Thursday, November 19, 2015

Crystal Habit



Crystal habit is what scientists call the uniqueness of the crystal structure of every mineral.  Certain minerals, such as table salt and epsom salt, have distinctive habits in the way their crystals grow.

My mom and I did an experiment to see how the crystal habits of the two different kinds of salts differed. We simply mixed teaspoons of salt in water and waited for the water to evaporate completely - that took weeks!


Table salt has crystal habits that are cube-shaped and they look a bit like little glass boxes. Quite pretty!


The habit of epsom salt grows in long, needle like crystals that can sometimes look like snow flakes.

I really enjoyed looking at the crystals through my jeweller's loop.  So did my mom!

Tuesday, November 17, 2015

Gems & Minerals


I have recently developed an interest in minerals and especially, gemstones.  I went to an incredible gallery called Crystalworks Designs in Vancouver which helped spur on my passion.  Another good spot is this tiny little shop called Amethyst Creations.  I also love going to the UBC Pacific Museum of the Earth with its giant amethyst crystals and slab of malachite.

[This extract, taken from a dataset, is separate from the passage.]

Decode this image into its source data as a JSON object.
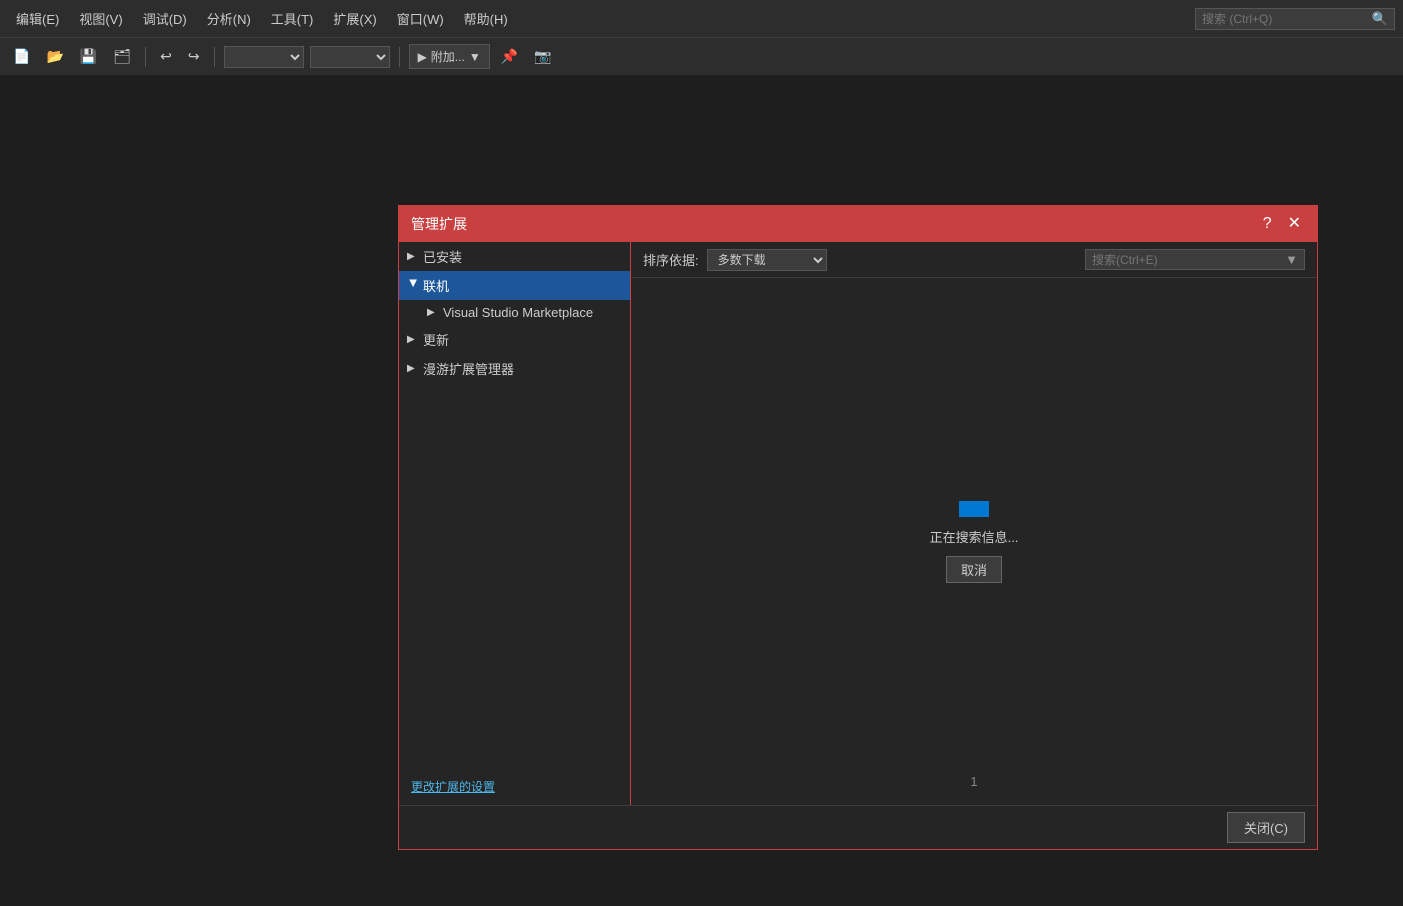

However the origin of my new hobby was The Elements: an Exploration of Every Known Atom in the Universe. I know what you're thinking - the same book that inspired the use of Glenn Seaborg for my Biography Fair project? Yup. That's the one!  It mentioned so many interesting gemstones that led me to borrow my all time favourite gem book, Gemstones of the World. I have read that book from cover to cover at least twice. And that's how it all happened.


Here is my collection of gemstones so far.  Some of my favourite pieces are my geode (top right), my sand tumbled Gobi Dessert agate (bottom left), and basically all the rest - I love them all!  As to where I search for buyable gems 99.99999 percent?  eBay!  Whether it's dumortierite, benitoite, or rhodochrisite, eBay has it.  I got my sea jasper (bottom right) from eBay.

Now, some gemstone trivia.  Do you know what the green leaf-like spot on my geode is?  That's not totally a fair question 'cause I have no clue what it is myself!  How about the greenish/purple gemstone in the centre of the silver box?  What is the cluster of purple crystals called?  Are the seven objects on the left blue bag gems or minerals?

(Answers: flourite, amethyst, both)

Monday, November 2, 2015

Flute Gold Medalist



After 3 years of lessons, Serena's flute teacher encouraged her to take the Royal Conservatory of Music (RCM) practical exam to see where she's at.

It was an intensive few months of practice as she prepared for the big exam in spring. The adjudicated exam included these segments: Repertoire, Technical Requirements, Ear Tests, and Sight Reading.

With a score of 90% and glorious remarks from the examiner, Serena received the highest mark in B.C. and is the recipient of the 2015 Gold Medal for Level 4 Flute!

We attended the ceremony for the presentation of national & regional gold medals as well as diplomas for the 2015 graduating class. It was a very joyous celebration for all the medalists & graduates and their proud families & teachers.

Keep up the great work, Serena!

Sunday, November 1, 2015

Glenn Seaborg



Serena broke tradition this year. Having always chosen to study female historical figures for the past 5 years, she picked a male subject for her 6th Biography Fair presentation.




We've been reading through The Elements by Theodore Gray, a book about the periodic table. The name Glenn Seaborg kept showing up and piqued Serena's curiosity. Turns out he was a really cool chemist who helped discover 10 of the elements (including the infamous plutonium) and won a Nobel Prize in Chemistry. He had worked closely with 10 U.S. presidents from Roosevelt to Bush Sr., and was one of the lead scientists in the Manhattan Project.


After all her research, Serena decided to play off of how Glenn Seaborg was involved in many classified government projects. Her display included a little detective quiz and some "top secret" & "confidential" letters that she fabricated based on what she's learnt about Seaborg.

"Secrecy was an issue that improved with time but has not yet been satisfactorily resolved, especially with respect to the cumbersome and difficult declassification of so-called secret material."
Quote from "A Chemist in the White House: From Manhattan Project to the End of the Cold War" by Glenn Seaborg.